-- Material provided follows --

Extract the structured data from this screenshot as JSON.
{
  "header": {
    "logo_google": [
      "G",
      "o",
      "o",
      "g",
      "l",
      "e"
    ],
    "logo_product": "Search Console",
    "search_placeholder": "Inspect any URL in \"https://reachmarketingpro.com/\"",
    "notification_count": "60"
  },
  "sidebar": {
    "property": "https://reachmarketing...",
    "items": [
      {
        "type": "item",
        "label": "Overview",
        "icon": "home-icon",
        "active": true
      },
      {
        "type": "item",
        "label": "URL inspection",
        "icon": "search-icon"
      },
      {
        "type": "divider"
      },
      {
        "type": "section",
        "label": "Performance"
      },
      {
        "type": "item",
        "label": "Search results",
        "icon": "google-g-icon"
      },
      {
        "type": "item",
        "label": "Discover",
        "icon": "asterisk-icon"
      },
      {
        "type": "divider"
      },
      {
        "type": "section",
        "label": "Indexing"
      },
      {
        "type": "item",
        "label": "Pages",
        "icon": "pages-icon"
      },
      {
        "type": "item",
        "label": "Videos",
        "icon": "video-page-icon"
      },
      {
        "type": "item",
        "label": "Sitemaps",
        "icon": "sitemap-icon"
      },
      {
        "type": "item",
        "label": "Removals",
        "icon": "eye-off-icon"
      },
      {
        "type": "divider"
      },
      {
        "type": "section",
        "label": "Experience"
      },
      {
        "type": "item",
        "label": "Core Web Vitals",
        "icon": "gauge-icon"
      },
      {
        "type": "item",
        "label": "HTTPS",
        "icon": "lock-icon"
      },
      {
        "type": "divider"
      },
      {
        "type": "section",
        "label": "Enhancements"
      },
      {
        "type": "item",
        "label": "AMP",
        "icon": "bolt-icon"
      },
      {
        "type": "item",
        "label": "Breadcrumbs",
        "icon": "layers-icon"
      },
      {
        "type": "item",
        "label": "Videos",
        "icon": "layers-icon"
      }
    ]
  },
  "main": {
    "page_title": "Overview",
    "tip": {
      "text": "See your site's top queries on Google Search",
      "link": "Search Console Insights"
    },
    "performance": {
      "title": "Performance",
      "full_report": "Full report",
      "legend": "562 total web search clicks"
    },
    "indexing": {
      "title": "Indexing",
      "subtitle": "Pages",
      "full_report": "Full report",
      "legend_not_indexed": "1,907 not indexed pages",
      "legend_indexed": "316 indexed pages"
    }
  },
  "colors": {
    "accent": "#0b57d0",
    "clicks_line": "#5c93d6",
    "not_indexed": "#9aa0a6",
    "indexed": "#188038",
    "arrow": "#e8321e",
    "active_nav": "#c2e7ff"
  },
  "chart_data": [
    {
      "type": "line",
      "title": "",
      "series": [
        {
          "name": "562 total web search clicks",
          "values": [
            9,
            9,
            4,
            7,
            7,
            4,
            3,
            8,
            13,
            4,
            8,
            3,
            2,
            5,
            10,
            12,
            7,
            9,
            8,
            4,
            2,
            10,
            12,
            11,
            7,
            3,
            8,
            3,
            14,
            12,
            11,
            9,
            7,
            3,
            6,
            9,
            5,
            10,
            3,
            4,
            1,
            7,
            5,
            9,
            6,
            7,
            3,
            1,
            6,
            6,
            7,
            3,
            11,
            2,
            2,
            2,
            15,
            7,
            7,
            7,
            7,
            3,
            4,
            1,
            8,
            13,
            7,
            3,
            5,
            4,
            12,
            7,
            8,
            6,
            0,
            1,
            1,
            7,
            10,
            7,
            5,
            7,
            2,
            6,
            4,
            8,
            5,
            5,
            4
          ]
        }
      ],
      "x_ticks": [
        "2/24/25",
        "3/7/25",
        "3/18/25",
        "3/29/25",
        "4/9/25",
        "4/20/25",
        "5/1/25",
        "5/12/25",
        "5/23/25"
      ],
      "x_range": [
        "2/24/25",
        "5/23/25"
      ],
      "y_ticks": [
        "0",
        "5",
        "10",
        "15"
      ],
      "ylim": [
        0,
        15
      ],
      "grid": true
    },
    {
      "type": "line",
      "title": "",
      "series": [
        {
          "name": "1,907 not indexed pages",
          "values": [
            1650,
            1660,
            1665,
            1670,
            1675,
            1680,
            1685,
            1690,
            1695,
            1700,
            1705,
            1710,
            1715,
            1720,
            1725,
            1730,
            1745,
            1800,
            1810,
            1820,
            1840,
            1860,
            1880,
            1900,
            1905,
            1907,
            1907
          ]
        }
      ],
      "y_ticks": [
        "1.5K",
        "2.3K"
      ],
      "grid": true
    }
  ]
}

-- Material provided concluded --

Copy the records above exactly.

#### Completed task
Extract the structured data from this screenshot as JSON.
{
  "header": {
    "logo_google": [
      "G",
      "o",
      "o",
      "g",
      "l",
      "e"
    ],
    "logo_product": "Search Console",
    "search_placeholder": "Inspect any URL in \"https://reachmarketingpro.com/\"",
    "notification_count": "60"
  },
  "sidebar": {
    "property": "https://reachmarketing...",
    "items": [
      {
        "type": "item",
        "label": "Overview",
        "icon": "home-icon",
        "active": true
      },
      {
        "type": "item",
        "label": "URL inspection",
        "icon": "search-icon"
      },
      {
        "type": "divider"
      },
      {
        "type": "section",
        "label": "Performance"
      },
      {
        "type": "item",
        "label": "Search results",
        "icon": "google-g-icon"
      },
      {
        "type": "item",
        "label": "Discover",
        "icon": "asterisk-icon"
      },
      {
        "type": "divider"
      },
      {
        "type": "section",
        "label": "Indexing"
      },
      {
        "type": "item",
        "label": "Pages",
        "icon": "pages-icon"
      },
      {
        "type": "item",
        "label": "Videos",
        "icon": "video-page-icon"
      },
      {
        "type": "item",
        "label": "Sitemaps",
        "icon": "sitemap-icon"
      },
      {
        "type": "item",
        "label": "Removals",
        "icon": "eye-off-icon"
      },
      {
        "type": "divider"
      },
      {
        "type": "section",
        "label": "Experience"
      },
      {
        "type": "item",
        "label": "Core Web Vitals",
        "icon": "gauge-icon"
      },
      {
        "type": "item",
        "label": "HTTPS",
        "icon": "lock-icon"
      },
      {
        "type": "divider"
      },
      {
        "type": "section",
        "label": "Enhancements"
      },
      {
        "type": "item",
        "label": "AMP",
        "icon": "bolt-icon"
      },
      {
        "type": "item",
        "label": "Breadcrumbs",
        "icon": "layers-icon"
      },
      {
        "type": "item",
        "label": "Videos",
        "icon": "layers-icon"
      }
    ]
  },
  "main": {
    "page_title": "Overview",
    "tip": {
      "text": "See your site's top queries on Google Search",
      "link": "Search Console Insights"
    },
    "performance": {
      "title": "Performance",
      "full_report": "Full report",
      "legend": "562 total web search clicks"
    },
    "indexing": {
      "title": "Indexing",
      "subtitle": "Pages",
      "full_report": "Full report",
      "legend_not_indexed": "1,907 not indexed pages",
      "legend_indexed": "316 indexed pages"
    }
  },
  "colors": {
    "accent": "#0b57d0",
    "clicks_line": "#5c93d6",
    "not_indexed": "#9aa0a6",
    "indexed": "#188038",
    "arrow": "#e8321e",
    "active_nav": "#c2e7ff"
  },
  "chart_data": [
    {
      "type": "line",
      "title": "",
      "series": [
        {
          "name": "562 total web search clicks",
          "values": [
            9,
            9,
            4,
            7,
            7,
            4,
            3,
            8,
            13,
            4,
            8,
            3,
            2,
            5,
            10,
            12,
            7,
            9,
            8,
            4,
            2,
            10,
            12,
            11,
            7,
            3,
            8,
            3,
            14,
            12,
            11,
            9,
            7,
            3,
            6,
            9,
            5,
            10,
            3,
            4,
            1,
            7,
            5,
            9,
            6,
            7,
            3,
            1,
            6,
            6,
            7,
            3,
            11,
            2,
            2,
            2,
            15,
            7,
            7,
            7,
            7,
            3,
            4,
            1,
            8,
            13,
            7,
            3,
            5,
            4,
            12,
            7,
            8,
            6,
            0,
            1,
            1,
            7,
            10,
            7,
            5,
            7,
            2,
            6,
            4,
            8,
            5,
            5,
            4
          ]
        }
      ],
      "x_ticks": [
        "2/24/25",
        "3/7/25",
        "3/18/25",
        "3/29/25",
        "4/9/25",
        "4/20/25",
        "5/1/25",
        "5/12/25",
        "5/23/25"
      ],
      "x_range": [
        "2/24/25",
        "5/23/25"
      ],
      "y_ticks": [
        "0",
        "5",
        "10",
        "15"
      ],
      "ylim": [
        0,
        15
      ],
      "grid": true
    },
    {
      "type": "line",
      "title": "",
      "series": [
        {
          "name": "1,907 not indexed pages",
          "values": [
            1650,
            1660,
            1665,
            1670,
            1675,
            1680,
            1685,
            1690,
            1695,
            1700,
            1705,
            1710,
            1715,
            1720,
            1725,
            1730,
            1745,
            1800,
            1810,
            1820,
            1840,
            1860,
            1880,
            1900,
            1905,
            1907,
            1907
          ]
        }
      ],
      "y_ticks": [
        "1.5K",
        "2.3K"
      ],
      "grid": true
    }
  ]
}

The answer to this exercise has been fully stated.